- [To do] Each line in the entries that has the word "internal" has to be copied.

- [Task data]
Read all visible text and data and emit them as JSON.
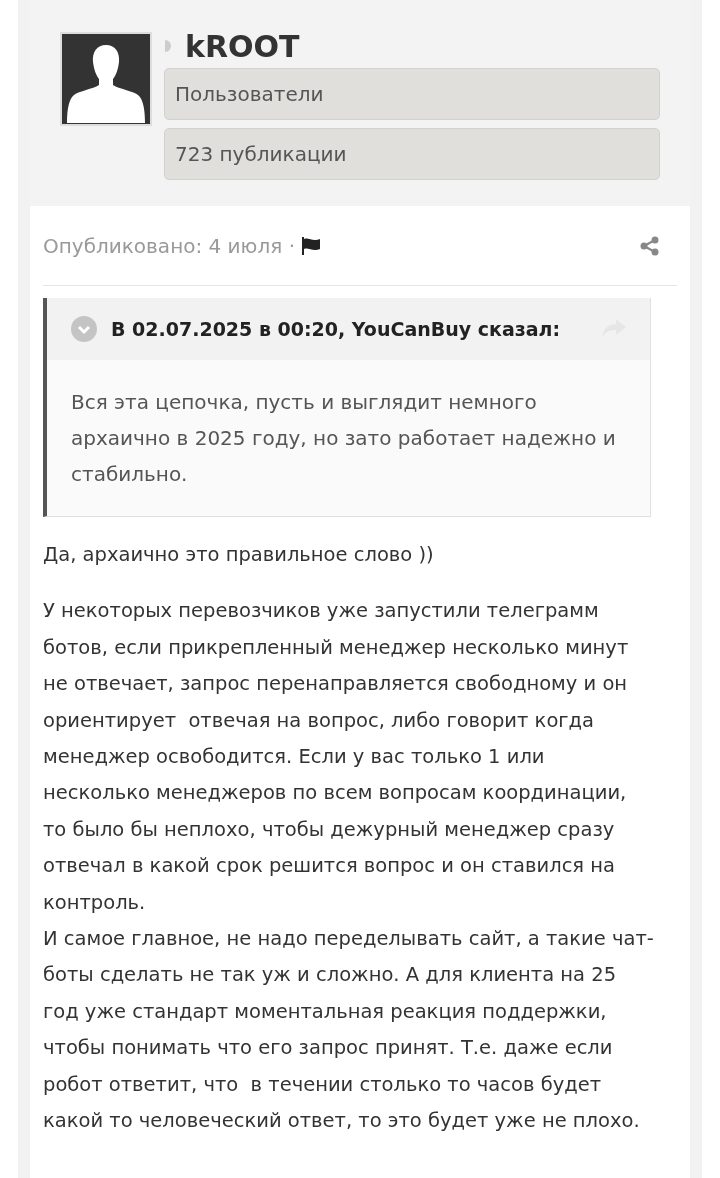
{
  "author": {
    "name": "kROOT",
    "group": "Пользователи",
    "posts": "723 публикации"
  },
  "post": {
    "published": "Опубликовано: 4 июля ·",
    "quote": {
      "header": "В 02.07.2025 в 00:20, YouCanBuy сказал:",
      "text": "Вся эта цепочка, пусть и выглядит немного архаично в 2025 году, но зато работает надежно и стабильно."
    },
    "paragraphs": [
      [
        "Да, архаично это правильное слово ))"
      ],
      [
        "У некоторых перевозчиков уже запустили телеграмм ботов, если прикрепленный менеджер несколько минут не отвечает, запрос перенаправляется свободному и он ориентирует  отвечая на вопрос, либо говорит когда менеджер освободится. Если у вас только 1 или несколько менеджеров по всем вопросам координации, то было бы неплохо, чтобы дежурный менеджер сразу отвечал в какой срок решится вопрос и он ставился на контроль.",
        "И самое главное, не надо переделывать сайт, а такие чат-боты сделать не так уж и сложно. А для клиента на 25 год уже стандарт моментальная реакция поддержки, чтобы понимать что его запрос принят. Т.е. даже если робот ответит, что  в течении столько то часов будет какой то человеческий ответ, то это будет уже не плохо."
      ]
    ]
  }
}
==
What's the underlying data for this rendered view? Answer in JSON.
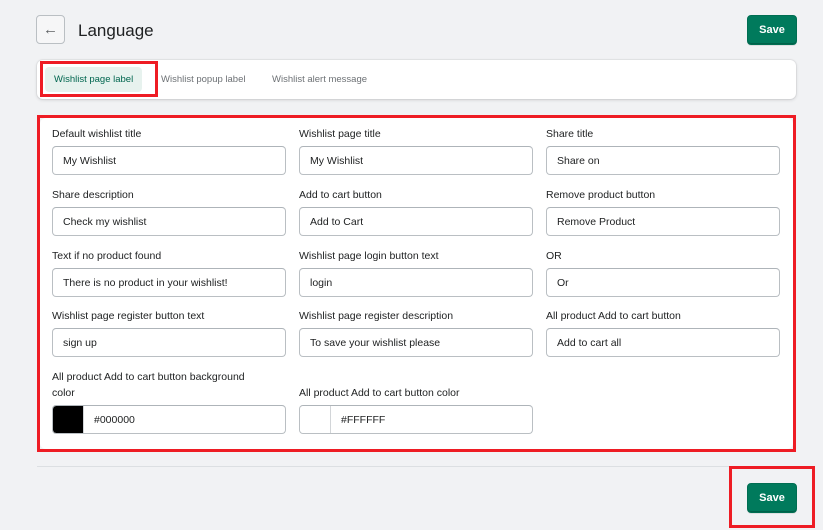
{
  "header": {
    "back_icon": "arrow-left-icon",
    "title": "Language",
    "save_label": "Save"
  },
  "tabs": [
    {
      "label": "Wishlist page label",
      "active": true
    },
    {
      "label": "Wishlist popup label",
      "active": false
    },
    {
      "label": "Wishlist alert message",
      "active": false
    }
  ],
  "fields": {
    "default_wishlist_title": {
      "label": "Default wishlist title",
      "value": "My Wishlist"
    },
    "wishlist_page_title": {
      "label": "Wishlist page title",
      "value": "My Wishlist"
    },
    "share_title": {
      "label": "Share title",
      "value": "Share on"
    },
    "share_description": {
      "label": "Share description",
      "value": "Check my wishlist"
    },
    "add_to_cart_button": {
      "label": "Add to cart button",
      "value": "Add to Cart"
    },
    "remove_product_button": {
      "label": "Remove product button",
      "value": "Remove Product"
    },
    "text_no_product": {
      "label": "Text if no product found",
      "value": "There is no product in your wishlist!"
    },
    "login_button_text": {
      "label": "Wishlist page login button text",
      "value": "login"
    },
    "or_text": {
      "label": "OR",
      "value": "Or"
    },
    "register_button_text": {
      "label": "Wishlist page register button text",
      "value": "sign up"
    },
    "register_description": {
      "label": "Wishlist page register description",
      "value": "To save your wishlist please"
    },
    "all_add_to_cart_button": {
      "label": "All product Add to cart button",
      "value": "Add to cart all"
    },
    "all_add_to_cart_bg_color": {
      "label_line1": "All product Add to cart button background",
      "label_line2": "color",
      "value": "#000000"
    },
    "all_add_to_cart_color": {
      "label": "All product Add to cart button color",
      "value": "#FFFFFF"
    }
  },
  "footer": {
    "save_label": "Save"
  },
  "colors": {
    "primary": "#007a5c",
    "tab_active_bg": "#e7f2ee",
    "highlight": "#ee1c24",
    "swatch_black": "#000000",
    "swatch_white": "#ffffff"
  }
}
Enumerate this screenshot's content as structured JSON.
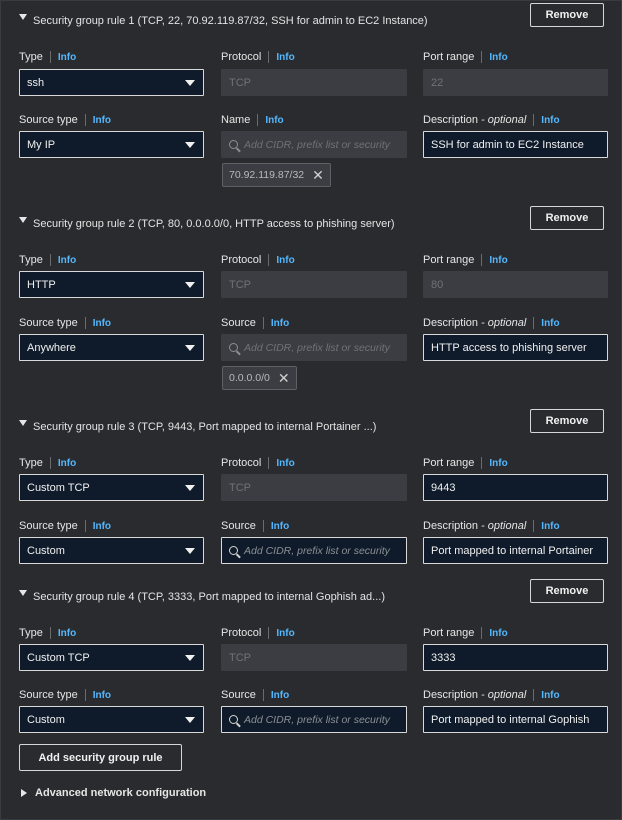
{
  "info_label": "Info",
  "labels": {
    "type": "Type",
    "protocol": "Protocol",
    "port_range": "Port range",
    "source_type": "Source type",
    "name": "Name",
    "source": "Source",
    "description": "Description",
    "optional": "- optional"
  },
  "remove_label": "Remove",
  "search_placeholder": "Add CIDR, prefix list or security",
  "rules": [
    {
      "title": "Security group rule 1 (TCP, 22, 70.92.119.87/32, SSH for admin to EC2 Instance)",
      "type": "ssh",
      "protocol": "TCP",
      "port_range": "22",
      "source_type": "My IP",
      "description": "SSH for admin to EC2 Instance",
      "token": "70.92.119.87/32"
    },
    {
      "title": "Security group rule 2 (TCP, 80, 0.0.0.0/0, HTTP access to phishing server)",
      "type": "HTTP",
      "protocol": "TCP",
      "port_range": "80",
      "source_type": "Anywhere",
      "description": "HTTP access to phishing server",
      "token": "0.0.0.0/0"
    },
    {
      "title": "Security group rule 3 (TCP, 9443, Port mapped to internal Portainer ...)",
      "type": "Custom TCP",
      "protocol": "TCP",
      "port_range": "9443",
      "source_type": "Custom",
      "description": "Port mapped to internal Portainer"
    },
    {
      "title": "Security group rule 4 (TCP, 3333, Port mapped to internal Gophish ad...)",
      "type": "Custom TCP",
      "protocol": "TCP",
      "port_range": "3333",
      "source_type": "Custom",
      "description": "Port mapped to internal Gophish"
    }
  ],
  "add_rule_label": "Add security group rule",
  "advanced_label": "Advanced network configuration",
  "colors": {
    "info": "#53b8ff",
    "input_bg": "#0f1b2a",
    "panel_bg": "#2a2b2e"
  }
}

- [Task output]
      "title": "Security group rule 3 (TCP, 9443, Port mapped to internal Portainer ...)",
      "description": "Port mapped to internal Portainer"
      "title": "Security group rule 4 (TCP, 3333, Port mapped to internal Gophish ad...)",
      "description": "Port mapped to internal Gophish"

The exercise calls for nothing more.